You have other options as well!  If you want to spring for a more formal drink, you can try a sparkling wine.  Sparkling wines are available in whites, rosés, and reds and because they are more of a dessert drink, they can be served throughout the meal and well into the evening.

It doesn’t take much to figure out what wine goes with turkey, even for a novice host.  The most important thing to remember is that your nose and your taste will be the biggest deciding factors in what wine you choose to serve at your dinner.  If you like it, chances are your guests will too!

What Wine Goes with Italian Chicken?

Various Italian Chicken Dishes

Chicken Marsala

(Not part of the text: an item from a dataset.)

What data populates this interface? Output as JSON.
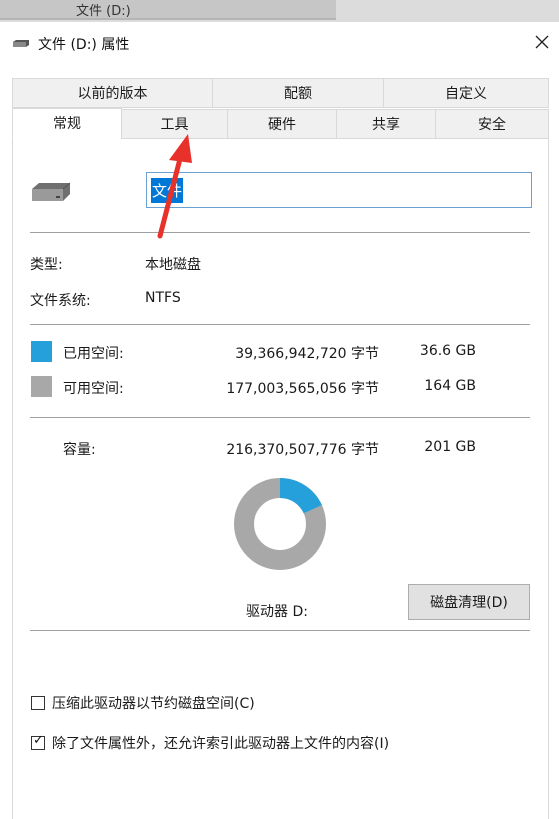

Chicken Marsala is an Italian chicken dish made with sweet Marsala wine. Marsala is a sweet red wine, which may seem difficult to pair, however the secret is in European off-dry wines.

Off-dry wines are wines that are not sweet but sweeter than dry. Two examples are Lambrusco from Italy and Riesling from Germany. Lambrusco is a sparkling red wine, while Riesling is a white wine. Both are available in off-dry versions (ask your wine seller) and both make excellent options when deciding what wine goes with Italian chicken.

Chicken Parmesan

Chicken Parmesan is an Italian-American classic.

Unfortunately, it can also be a bit heavy: fried chicken cutlets smothered in Parmesan and mozzarella cheeses and tomato sauce makes for a lot of action on your plate, and you need a robust wine to back up all the flavors.

Instead of thinking that you need a white wine to go with the chicken, match the strength of the dish with a red wine from the South of Italy, where the dish originates. Try a Neapolitan or Sicilian red with this hearty dish, the perfect answer to what wine goes with Italian chicken.

Chicken Francese

Chicken Francese is actually Italian for “French chicken,” and it is made by cooking chicken in a butter, white wine and lemon sauce. Pick the same white wine you use for the sauce to serve to your guests: the flavors will echo one another and match beautifully.

For this dish and the glass that goes along with it, your best bet is an unoaked white, like a European-style Chardonnay or Sauvignon Blanc, although any dry white will work nicely.

What type of wine is Pinot Noir?

Pinot Noir is a red wine, but what kind of wine is it

Pinot Noir is a red wine, but what kind of wine is it, what does it taste like, what type of wine is it? I think the best way to describe Pinot Noir is to say that it’s fruity, delicate and full bodied and goes best with plain meat and fish. So what does that mean!

Let’s start with what type of wine Pinot Noir is considered to be.

We know it’s red. It comes from the grape of the same name which is also used in white wine and champagne and it’s the grape which makes Pinot Noir the type of wine that it is. The grape is considered very difficult to grow because the skins are very thin and easily damaged by frost, mould and disease. Their delicate nature means that the wines they produce are considered precious and sophisticated.

Even though it is classed as difficult to grow the Pinot Noir grape is grown in many countries. Probably the most famous is the area around the Côte d’Or or “Slope of Gold” in France, but Italy (where it is known as Pinot Nero), the USA, Australia, South Africa, UK, Switzerland, Austria and South America all grow grapes in some areas. The grapes prefer cooler climates and like well drained and chalky soil, they like morning sun; and a little afternoon shade, just like the Europeans.

So what kind of wine is Pinot Noir?

It’s not heavy or acidic but soft and silky. It’s fruity, smelling of strawberries and cherries and if left to mature earthy and full bodied. On our website we have over 30 different Pinot Noir wines and by reading the descriptions you will see that they all have different characteristics, here’s just a few….

  • Vibrant the aroma of fruity berries
  • Spice and subtle oak
  • Dark and delicious, medium bodied
  • Plucky, spicy and savoury
  • Dark, rich and mysterious
  • Red cherry, strawberry and cherries backed by a toasty oak flavour

So, now you know what type of wine and what kind of wine Pinot Noir is give it a go.